Brief ▸
Could you print only the lines from the one containing "Give me the" through the end of the listing below, unchanged?

━━ Extracted entries ━━

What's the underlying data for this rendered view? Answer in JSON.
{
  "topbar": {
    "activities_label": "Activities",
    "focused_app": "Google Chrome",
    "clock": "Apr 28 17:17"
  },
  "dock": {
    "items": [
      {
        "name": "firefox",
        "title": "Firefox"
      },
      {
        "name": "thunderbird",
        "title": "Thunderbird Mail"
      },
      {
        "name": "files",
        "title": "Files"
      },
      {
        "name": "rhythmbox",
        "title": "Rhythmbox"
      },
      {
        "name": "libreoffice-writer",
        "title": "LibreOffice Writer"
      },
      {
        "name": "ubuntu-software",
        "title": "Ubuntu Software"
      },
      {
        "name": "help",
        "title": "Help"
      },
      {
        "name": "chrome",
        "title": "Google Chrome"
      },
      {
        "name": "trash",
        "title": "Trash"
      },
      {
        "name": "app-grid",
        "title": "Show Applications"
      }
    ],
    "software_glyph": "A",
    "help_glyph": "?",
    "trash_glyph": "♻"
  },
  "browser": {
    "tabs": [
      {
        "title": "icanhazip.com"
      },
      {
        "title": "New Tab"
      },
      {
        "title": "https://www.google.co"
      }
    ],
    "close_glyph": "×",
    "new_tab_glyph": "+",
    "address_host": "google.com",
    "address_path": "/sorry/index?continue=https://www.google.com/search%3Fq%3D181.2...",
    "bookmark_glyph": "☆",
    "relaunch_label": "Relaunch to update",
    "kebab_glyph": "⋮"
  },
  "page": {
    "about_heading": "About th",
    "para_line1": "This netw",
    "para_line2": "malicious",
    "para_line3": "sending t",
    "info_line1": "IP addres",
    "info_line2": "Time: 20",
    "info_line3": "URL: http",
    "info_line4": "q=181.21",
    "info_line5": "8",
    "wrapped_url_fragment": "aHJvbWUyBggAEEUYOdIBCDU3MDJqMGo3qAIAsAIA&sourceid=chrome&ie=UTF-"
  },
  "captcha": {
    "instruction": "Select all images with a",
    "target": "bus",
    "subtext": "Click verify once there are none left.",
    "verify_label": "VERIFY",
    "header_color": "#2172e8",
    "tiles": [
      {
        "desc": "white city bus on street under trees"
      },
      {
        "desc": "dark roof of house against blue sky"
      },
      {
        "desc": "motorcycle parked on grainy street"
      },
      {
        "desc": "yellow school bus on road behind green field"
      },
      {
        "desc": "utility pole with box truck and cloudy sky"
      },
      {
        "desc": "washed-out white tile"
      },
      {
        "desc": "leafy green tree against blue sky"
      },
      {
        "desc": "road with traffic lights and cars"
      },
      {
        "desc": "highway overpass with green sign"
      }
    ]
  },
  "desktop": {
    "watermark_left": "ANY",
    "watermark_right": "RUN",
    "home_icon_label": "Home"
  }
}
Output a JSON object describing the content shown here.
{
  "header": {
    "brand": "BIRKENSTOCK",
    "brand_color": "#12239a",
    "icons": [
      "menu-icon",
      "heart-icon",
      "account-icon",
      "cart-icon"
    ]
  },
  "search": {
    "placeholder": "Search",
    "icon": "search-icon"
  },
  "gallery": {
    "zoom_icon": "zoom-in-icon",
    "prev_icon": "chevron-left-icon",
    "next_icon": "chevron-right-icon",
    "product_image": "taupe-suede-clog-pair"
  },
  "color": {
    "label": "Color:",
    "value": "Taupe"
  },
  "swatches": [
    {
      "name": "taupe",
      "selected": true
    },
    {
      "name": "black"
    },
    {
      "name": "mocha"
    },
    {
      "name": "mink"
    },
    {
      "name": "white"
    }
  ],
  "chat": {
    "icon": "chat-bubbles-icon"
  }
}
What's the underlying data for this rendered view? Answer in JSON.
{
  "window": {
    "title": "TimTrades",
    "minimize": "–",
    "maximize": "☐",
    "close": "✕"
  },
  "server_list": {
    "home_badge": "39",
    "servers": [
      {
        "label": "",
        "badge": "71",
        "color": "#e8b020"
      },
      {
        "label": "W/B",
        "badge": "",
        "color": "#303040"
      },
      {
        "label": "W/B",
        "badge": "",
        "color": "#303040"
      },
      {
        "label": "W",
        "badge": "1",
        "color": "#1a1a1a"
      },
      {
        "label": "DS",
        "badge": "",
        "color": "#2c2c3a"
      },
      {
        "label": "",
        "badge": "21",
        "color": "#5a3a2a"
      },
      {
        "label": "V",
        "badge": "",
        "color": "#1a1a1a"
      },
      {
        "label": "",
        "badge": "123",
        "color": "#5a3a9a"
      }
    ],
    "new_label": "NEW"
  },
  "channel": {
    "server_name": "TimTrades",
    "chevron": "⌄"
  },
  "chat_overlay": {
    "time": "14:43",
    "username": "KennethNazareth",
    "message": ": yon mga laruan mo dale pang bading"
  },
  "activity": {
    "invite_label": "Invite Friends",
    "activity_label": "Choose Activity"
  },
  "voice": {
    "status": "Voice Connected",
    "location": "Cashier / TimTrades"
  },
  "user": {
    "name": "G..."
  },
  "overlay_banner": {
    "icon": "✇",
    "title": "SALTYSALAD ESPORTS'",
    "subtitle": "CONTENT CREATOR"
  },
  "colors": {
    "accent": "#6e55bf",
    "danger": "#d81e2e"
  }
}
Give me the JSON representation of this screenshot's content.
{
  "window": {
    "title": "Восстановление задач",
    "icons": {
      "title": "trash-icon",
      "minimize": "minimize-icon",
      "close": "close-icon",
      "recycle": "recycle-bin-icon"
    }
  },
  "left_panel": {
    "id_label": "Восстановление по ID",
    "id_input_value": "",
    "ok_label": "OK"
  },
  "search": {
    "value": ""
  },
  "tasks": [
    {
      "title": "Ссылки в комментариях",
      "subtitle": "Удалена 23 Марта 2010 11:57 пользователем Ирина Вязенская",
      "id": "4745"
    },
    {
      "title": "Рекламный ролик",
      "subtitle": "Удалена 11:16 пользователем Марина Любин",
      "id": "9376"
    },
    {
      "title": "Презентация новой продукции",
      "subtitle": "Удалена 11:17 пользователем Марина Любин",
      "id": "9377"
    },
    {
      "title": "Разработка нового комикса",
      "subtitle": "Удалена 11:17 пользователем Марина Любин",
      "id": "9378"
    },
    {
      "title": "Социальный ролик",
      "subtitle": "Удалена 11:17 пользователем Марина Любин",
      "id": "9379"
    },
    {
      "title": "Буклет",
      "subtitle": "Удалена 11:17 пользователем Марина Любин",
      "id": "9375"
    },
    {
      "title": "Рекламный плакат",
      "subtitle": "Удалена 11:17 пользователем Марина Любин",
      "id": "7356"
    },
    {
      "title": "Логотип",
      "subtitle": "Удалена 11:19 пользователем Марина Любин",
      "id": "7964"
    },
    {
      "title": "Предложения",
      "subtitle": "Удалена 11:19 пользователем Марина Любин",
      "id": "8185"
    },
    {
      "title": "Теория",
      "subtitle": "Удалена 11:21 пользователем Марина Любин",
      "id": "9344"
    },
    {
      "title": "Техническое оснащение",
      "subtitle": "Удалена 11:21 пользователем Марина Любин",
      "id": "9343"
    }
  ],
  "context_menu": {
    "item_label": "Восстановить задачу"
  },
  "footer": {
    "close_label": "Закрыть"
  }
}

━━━

Answer to this exercise ▸
Give me the JSON representation of this screenshot's content.
{
  "window": {
    "title": "Восстановление задач",
    "icons": {
      "title": "trash-icon",
      "minimize": "minimize-icon",
      "close": "close-icon",
      "recycle": "recycle-bin-icon"
    }
  },
  "left_panel": {
    "id_label": "Восстановление по ID",
    "id_input_value": "",
    "ok_label": "OK"
  },
  "search": {
    "value": ""
  },
  "tasks": [
    {
      "title": "Ссылки в комментариях",
      "subtitle": "Удалена 23 Марта 2010 11:57 пользователем Ирина Вязенская",
      "id": "4745"
    },
    {
      "title": "Рекламный ролик",
      "subtitle": "Удалена 11:16 пользователем Марина Любин",
      "id": "9376"
    },
    {
      "title": "Презентация новой продукции",
      "subtitle": "Удалена 11:17 пользователем Марина Любин",
      "id": "9377"
    },
    {
      "title": "Разработка нового комикса",
      "subtitle": "Удалена 11:17 пользователем Марина Любин",
      "id": "9378"
    },
    {
      "title": "Социальный ролик",
      "subtitle": "Удалена 11:17 пользователем Марина Любин",
      "id": "9379"
    },
    {
      "title": "Буклет",
      "subtitle": "Удалена 11:17 пользователем Марина Любин",
      "id": "9375"
    },
    {
      "title": "Рекламный плакат",
      "subtitle": "Удалена 11:17 пользователем Марина Любин",
      "id": "7356"
    },
    {
      "title": "Логотип",
      "subtitle": "Удалена 11:19 пользователем Марина Любин",
      "id": "7964"
    },
    {
      "title": "Предложения",
      "subtitle": "Удалена 11:19 пользователем Марина Любин",
      "id": "8185"
    },
    {
      "title": "Теория",
      "subtitle": "Удалена 11:21 пользователем Марина Любин",
      "id": "9344"
    },
    {
      "title": "Техническое оснащение",
      "subtitle": "Удалена 11:21 пользователем Марина Любин",
      "id": "9343"
    }
  ],
  "context_menu": {
    "item_label": "Восстановить задачу"
  },
  "footer": {
    "close_label": "Закрыть"
  }
}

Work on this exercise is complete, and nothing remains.